**Your instructions**
Would you count how many lines of the entries below include the word "from"? Give nothing but the number.

Web page and app entries:
====

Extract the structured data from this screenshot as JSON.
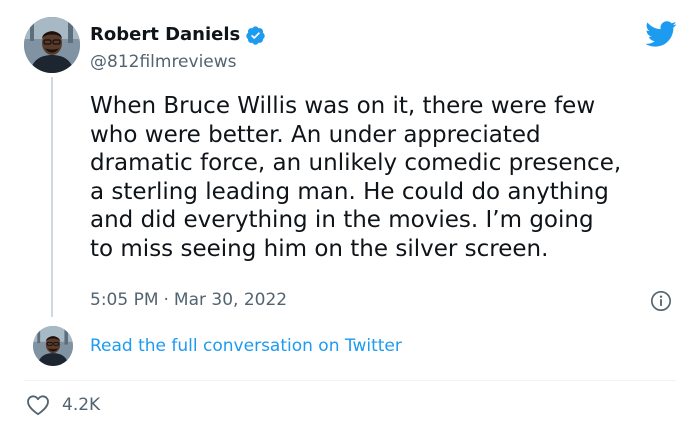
{
  "tweet": {
    "author": {
      "display_name": "Robert Daniels",
      "handle": "@812filmreviews",
      "verified": true
    },
    "text": "When Bruce Willis was on it, there were few\nwho were better. An under appreciated\ndramatic force, an unlikely comedic presence,\na sterling leading man. He could do anything\nand did everything in the movies. I’m going\nto miss seeing him on the silver screen.",
    "time": "5:05 PM",
    "separator": "·",
    "date": "Mar 30, 2022",
    "read_more_label": "Read the full conversation on Twitter",
    "like_count": "4.2K"
  },
  "icons": {
    "brand": "twitter-bird-icon",
    "verified": "verified-badge-icon",
    "info": "info-icon",
    "like": "heart-icon"
  },
  "colors": {
    "accent": "#1d9bf0",
    "text_primary": "#0f1419",
    "text_secondary": "#536471",
    "divider": "#eff3f4"
  }
}
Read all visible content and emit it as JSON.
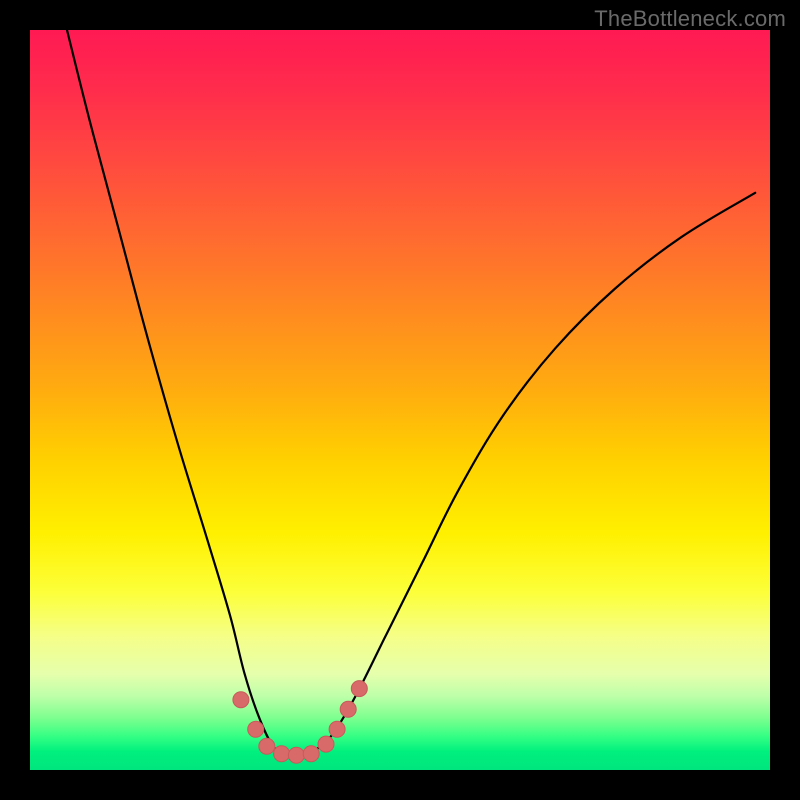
{
  "watermark": "TheBottleneck.com",
  "colors": {
    "frame": "#000000",
    "curve_stroke": "#000000",
    "marker_fill": "#d86a6a",
    "marker_stroke": "#c75a5a",
    "gradient_top": "#ff1a53",
    "gradient_bottom": "#00e57e"
  },
  "chart_data": {
    "type": "line",
    "title": "",
    "xlabel": "",
    "ylabel": "",
    "xlim": [
      0,
      100
    ],
    "ylim": [
      0,
      100
    ],
    "note": "V-shaped bottleneck curve; minimum plateau near x≈33–38 at y≈2. Axis values are estimated from pixel positions (no tick labels are rendered).",
    "series": [
      {
        "name": "bottleneck-curve",
        "x": [
          5,
          8,
          12,
          16,
          20,
          24,
          27,
          29,
          31,
          33,
          35,
          37,
          39,
          41,
          44,
          48,
          53,
          58,
          64,
          71,
          79,
          88,
          98
        ],
        "y": [
          100,
          88,
          73,
          58,
          44,
          31,
          21,
          13,
          7,
          3,
          2,
          2,
          3,
          5,
          10,
          18,
          28,
          38,
          48,
          57,
          65,
          72,
          78
        ]
      }
    ],
    "markers": {
      "name": "highlight-points",
      "x": [
        28.5,
        30.5,
        32,
        34,
        36,
        38,
        40,
        41.5,
        43,
        44.5
      ],
      "y": [
        9.5,
        5.5,
        3.2,
        2.2,
        2.0,
        2.2,
        3.5,
        5.5,
        8.2,
        11.0
      ]
    }
  }
}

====

**Finished exercise**
2